Since I started to run photography training courses, I never fail to be delighted and amazed by the sheer joy as people discover what they can achieve once they have mastered a few basics.
What they are learning isn’t rocket science, it’s all out there in instruction manuals, bookshelves full of guides and countless videos on YouTube but somehow the ‘hands-on’ experiences is so much more satisfying.
It’s only natural that someone is going to pay to come on a course because they want to be there and they want to learn – no one is forcing them. Making the decision to go on a training course – any course – is an indication that you want someone to help you, someone who can answer your questions in a way that a book, manual or video never can.
Almost without fail, students start comparing notes, helping each other out and working out how to solve the assignments I set them with a little cooperation, trial and error and a few pointers from me where required.
Those coming on the “introduction to photography” courses do so because they want to move beyond the auto settings. They know the camera is capable of more but somehow they are reluctant to move out of their comfort zone without a guiding hand.
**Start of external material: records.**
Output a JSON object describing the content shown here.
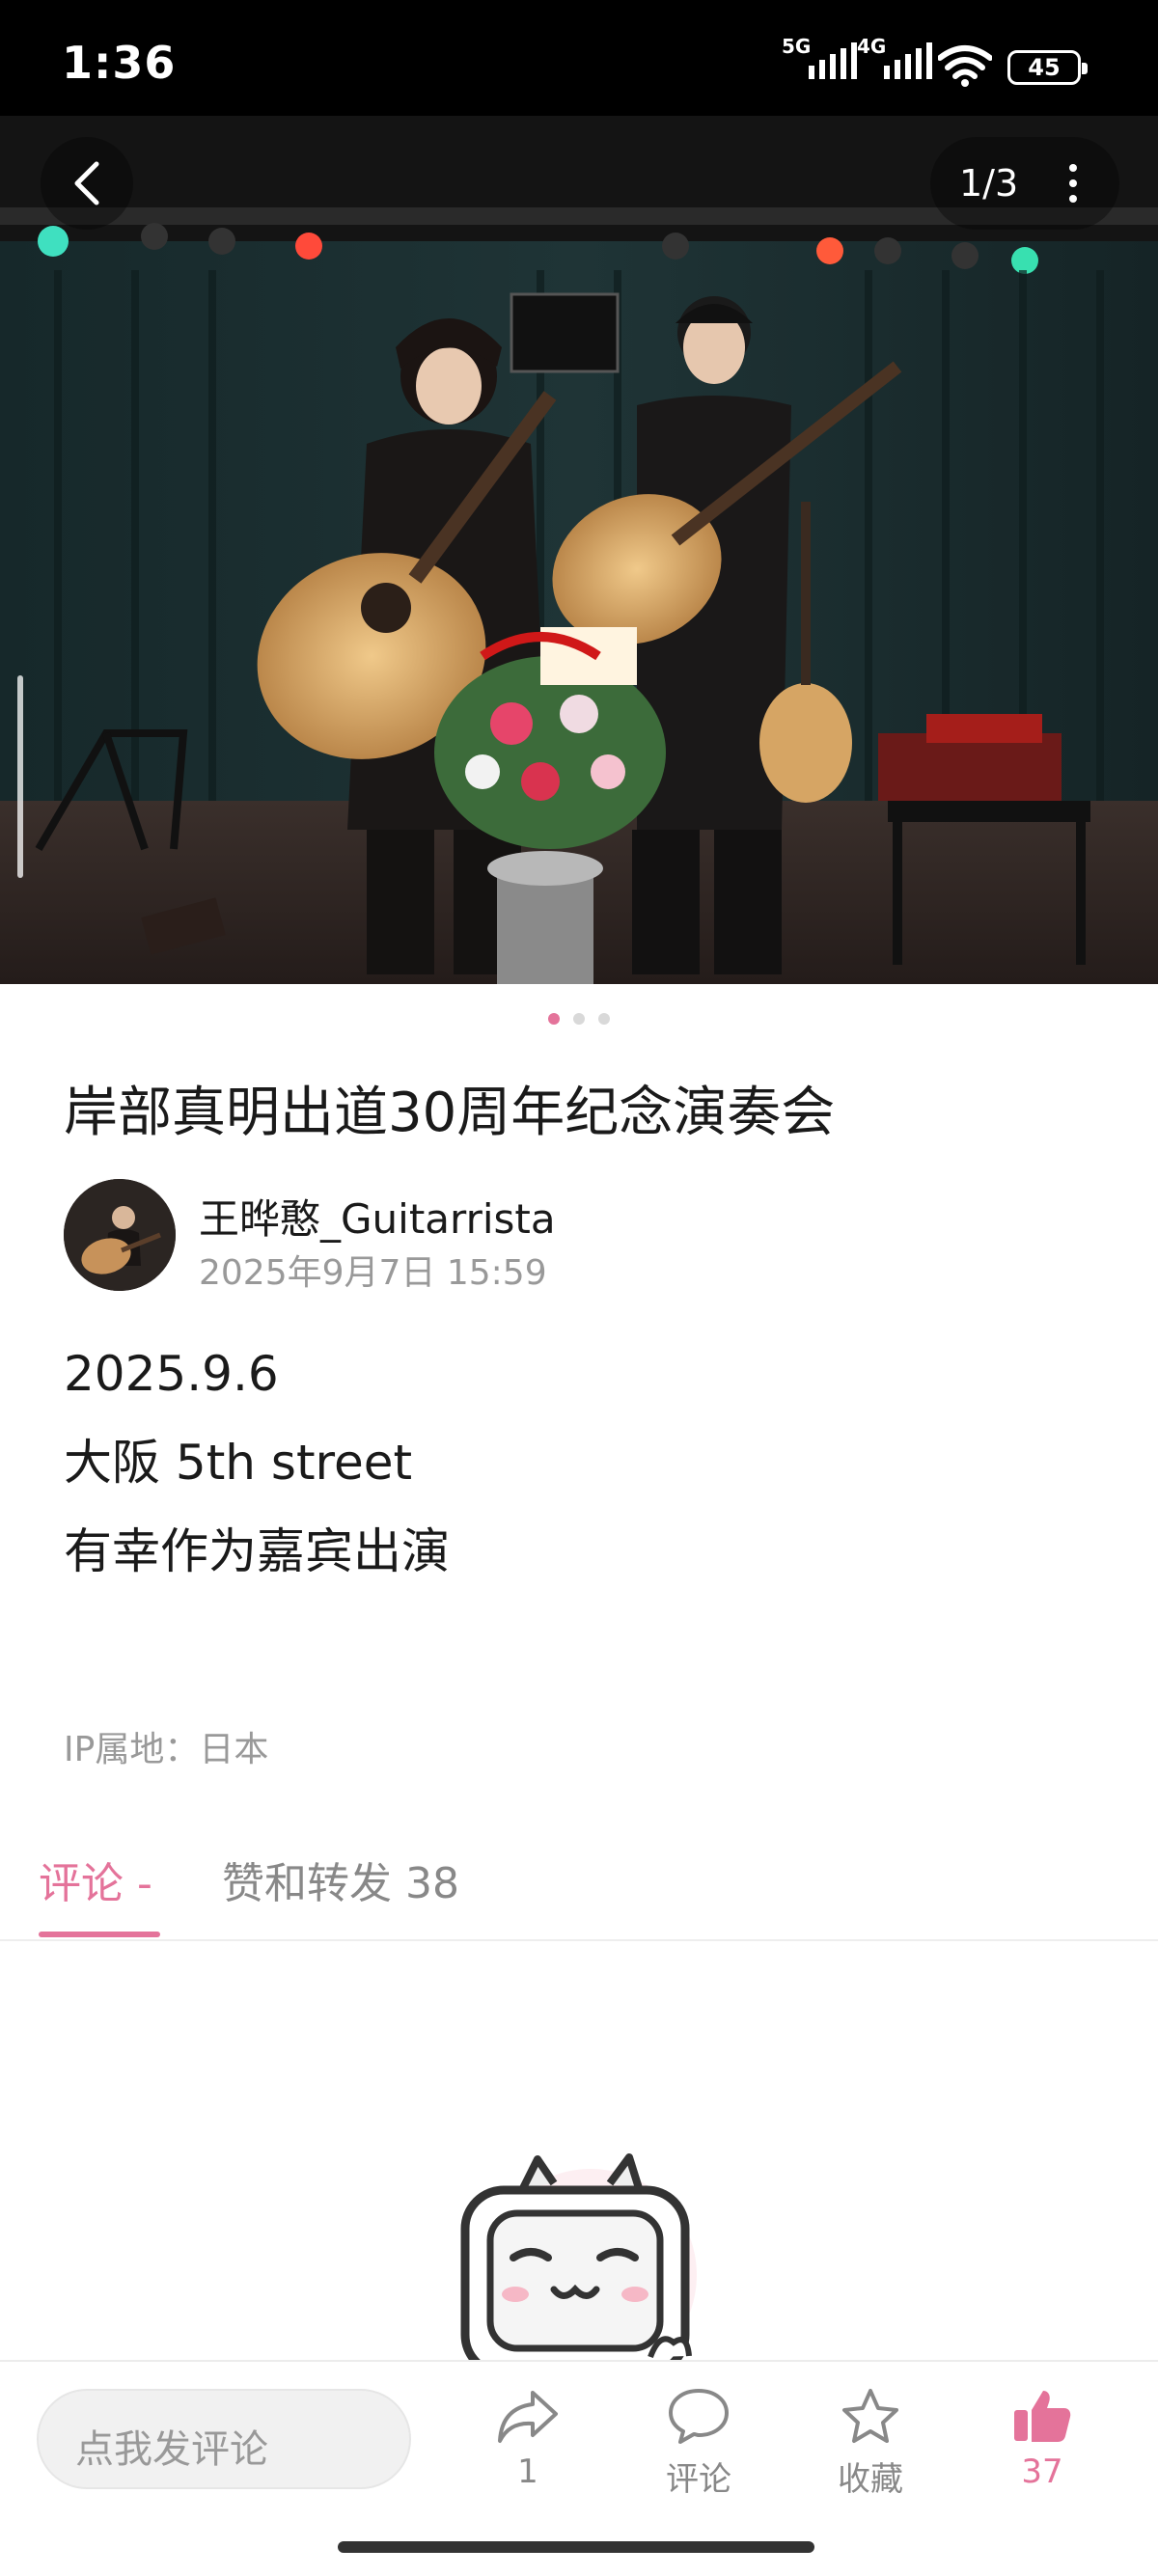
{
  "status_bar": {
    "time": "1:36",
    "signal1_label": "5G",
    "signal2_label": "4G",
    "battery": "45"
  },
  "viewer": {
    "counter": "1/3",
    "back_icon": "chevron-left-icon",
    "more_icon": "more-vertical-icon",
    "page_dots": 3,
    "active_dot": 0,
    "photo_description_icon": "photo"
  },
  "post": {
    "title": "岸部真明出道30周年纪念演奏会",
    "author_name": "王晔憨_Guitarrista",
    "post_time": "2025年9月7日 15:59",
    "body_lines": [
      "2025.9.6",
      "大阪 5th street",
      "有幸作为嘉宾出演"
    ],
    "ip_location": "IP属地：日本"
  },
  "tabs": {
    "comments_label": "评论 -",
    "likes_label": "赞和转发 38"
  },
  "bottom_bar": {
    "comment_placeholder": "点我发评论",
    "share_count": "1",
    "comment_label": "评论",
    "favorite_label": "收藏",
    "like_count": "37"
  },
  "colors": {
    "accent": "#e4739a",
    "muted_text": "#999999",
    "status_bar_bg": "#000000"
  }
}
Practical exercises to experiment with aperture settings and shutter speeds and move into what the manufacturers like to call ‘creative modes’ leave them beaming when they see the results on screen.
There are loads of courses out there, run by experienced photographers who can teach you more in a few hours than you’d pick up in months or even years. They give you the time and opportunity to discover what you can do and what your camera is capable of.